BRIDGEPORT—The Feast Day of St. Francis Xavier was December 3, and ordinarily, it might be a day to celebrate one of the most important missionaries in the history of the Catholic Church.
And it certainly was that. But for a select group of people, it was also a day to learn, listen and take action.
On this saint’s feast day, members of the St. Francis Xavier Fund for Missionary Parishes committee took a whirlwind tour of three parishes benefitting from the fund. Throughout the day, committee members were able to see the work the fund had already accomplished, and what work still remained.
The committee’s first stop was St. Mary Roman Catholic Church in Bridgeport. Father Rolando Torres, the parish’s pastor, gave committee members a tour of the parish’s facilities, including the adoration chapel, the religious education spaces, the rectory and the sanctuary itself.
According to Father Torres, the St. Francis Xavier Fund was instrumental in upgrading the parish office’s technology. This was done through a technology and communications grant provided by the fund.
Father Torres mentioned the main challenge the parish was facing at that moment was space. Many children had signed up to take religious education classes, but some had to be turned away simply because the parish didn’t have the space to accommodate them all.
An “easy” fix might be to hold the classes on multiple days throughout the week. But Father Torres noted the community St. Mary’s serves is largely one of immigrants. According to him, parishioners are usually working Monday through Saturday. As a result, Masses, religious education and nearly everything else the parish offers needed to be accomplished on one day: Sunday.
Following the tour of St. Mary’s, committee members attended Mass at St. Augustine Cathedral. The cathedral and its sister parish, St. Patrick Church, are two other communities that benefit from the St. Francis Xavier Fund. Mass was concelebrated by Father Juan Gabriel Acosta, pastor of The Cathedral Parish, and Father Aberlardo Vasquez, pastor of St. Charles Borromeo Parish.
After Mass, many of the St. Francis Xavier Fund committee members gathered at St. Charles Borromeo Parish, where Father Vasquez hosted lunch for them and several clergy members, including Father Acosta, Fr. Alexis Moronta of St. George Parish, and Father Ivanildo Dos Santos and Deacon David Rivera, both of St. Charles.
The lunch was an opportunity for those brought together by the fund to discuss their successes, their challenges and the work that still needed to be done.
Brian Young, one of the co-founders of the St. Francis Xavier Fund, reaffirmed his commitment to the fund’s mission. To him, the fund’s mission was twofold, and required collaboration.

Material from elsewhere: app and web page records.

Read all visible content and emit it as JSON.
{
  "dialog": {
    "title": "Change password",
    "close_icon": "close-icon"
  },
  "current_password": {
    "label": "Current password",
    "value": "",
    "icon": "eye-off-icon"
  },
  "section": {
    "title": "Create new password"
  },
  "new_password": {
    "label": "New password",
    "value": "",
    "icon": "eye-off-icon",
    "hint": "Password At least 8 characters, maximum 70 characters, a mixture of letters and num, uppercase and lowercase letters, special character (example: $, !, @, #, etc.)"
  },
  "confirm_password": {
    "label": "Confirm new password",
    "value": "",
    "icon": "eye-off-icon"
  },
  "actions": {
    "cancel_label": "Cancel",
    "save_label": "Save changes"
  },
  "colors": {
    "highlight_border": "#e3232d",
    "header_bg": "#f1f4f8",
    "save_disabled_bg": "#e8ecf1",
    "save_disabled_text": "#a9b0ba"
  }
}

It was the priests’ obligation to bring people into the pews, and it was the committee’s obligation to make sure the pews—and other parish needs—were there when the parish community needed it.

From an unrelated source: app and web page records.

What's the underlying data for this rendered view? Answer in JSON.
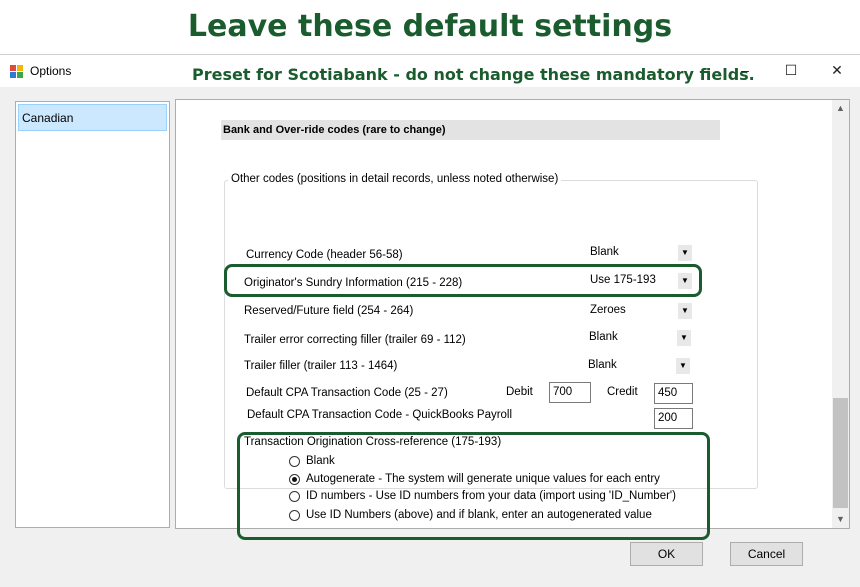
{
  "banner": {
    "title": "Leave these default settings"
  },
  "window": {
    "title": "Options",
    "preset_note": "Preset for Scotiabank - do not change these mandatory fields.",
    "controls": {
      "minimize": "–",
      "maximize": "☐",
      "close": "✕"
    }
  },
  "sidebar": {
    "items": [
      {
        "label": "Canadian"
      }
    ]
  },
  "section": {
    "header": "Bank and Over-ride codes (rare to change)"
  },
  "other_codes": {
    "title": "Other codes (positions in detail records, unless noted otherwise)",
    "rows": [
      {
        "label": "Currency Code (header 56-58)",
        "value": "Blank"
      },
      {
        "label": "Originator's Sundry Information (215 - 228)",
        "value": "Use 175-193"
      },
      {
        "label": "Reserved/Future field (254 - 264)",
        "value": "Zeroes"
      },
      {
        "label": "Trailer error correcting filler (trailer 69 - 112)",
        "value": "Blank"
      },
      {
        "label": "Trailer filler (trailer 113 - 1464)",
        "value": "Blank"
      }
    ],
    "cpa": {
      "label": "Default CPA Transaction Code (25 - 27)",
      "debit_label": "Debit",
      "debit_value": "700",
      "credit_label": "Credit",
      "credit_value": "450"
    },
    "cpa_payroll": {
      "label": "Default CPA Transaction Code - QuickBooks Payroll",
      "value": "200"
    }
  },
  "cross_reference": {
    "title": "Transaction Origination Cross-reference (175-193)",
    "options": [
      {
        "label": "Blank",
        "checked": false
      },
      {
        "label": "Autogenerate - The system will generate unique values for each entry",
        "checked": true
      },
      {
        "label": "ID numbers - Use ID numbers from your data (import using 'ID_Number')",
        "checked": false
      },
      {
        "label": "Use ID Numbers (above) and if blank, enter an autogenerated value",
        "checked": false
      }
    ]
  },
  "footer": {
    "ok_label": "OK",
    "cancel_label": "Cancel"
  },
  "icons": {
    "dropdown": "chevron-down-icon",
    "scroll_up": "chevron-up-icon",
    "scroll_down": "chevron-down-icon"
  },
  "colors": {
    "highlight": "#1a5c2e",
    "selection": "#cce8ff"
  }
}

But one other key element to the St. Francis Xavier Fund is collaboration and connection among brothers and sisters in Christ. According to many of the fund’s committee members, it does no good to just write a check and send it to a parish in need. Donors need to understand what challenges parishes face, and as a result, they can understand where their efforts are needed most.
This was echoed by Father Moronta, another missionary parish pastor. He said he was “sick” of emails, and thought connection and progress were best fostered by having conversations and understanding the person on the other side.
But if the lunch between those connected by the St. Francis Xavier Fund was any indication, collaboration and kinship is something they have in abundance. And it was clear they were committed to making their connection to each other not only continue, but flourish, in the years to come.
(For more information visit: www.foundationsinfaith.org)
By Rose Brennan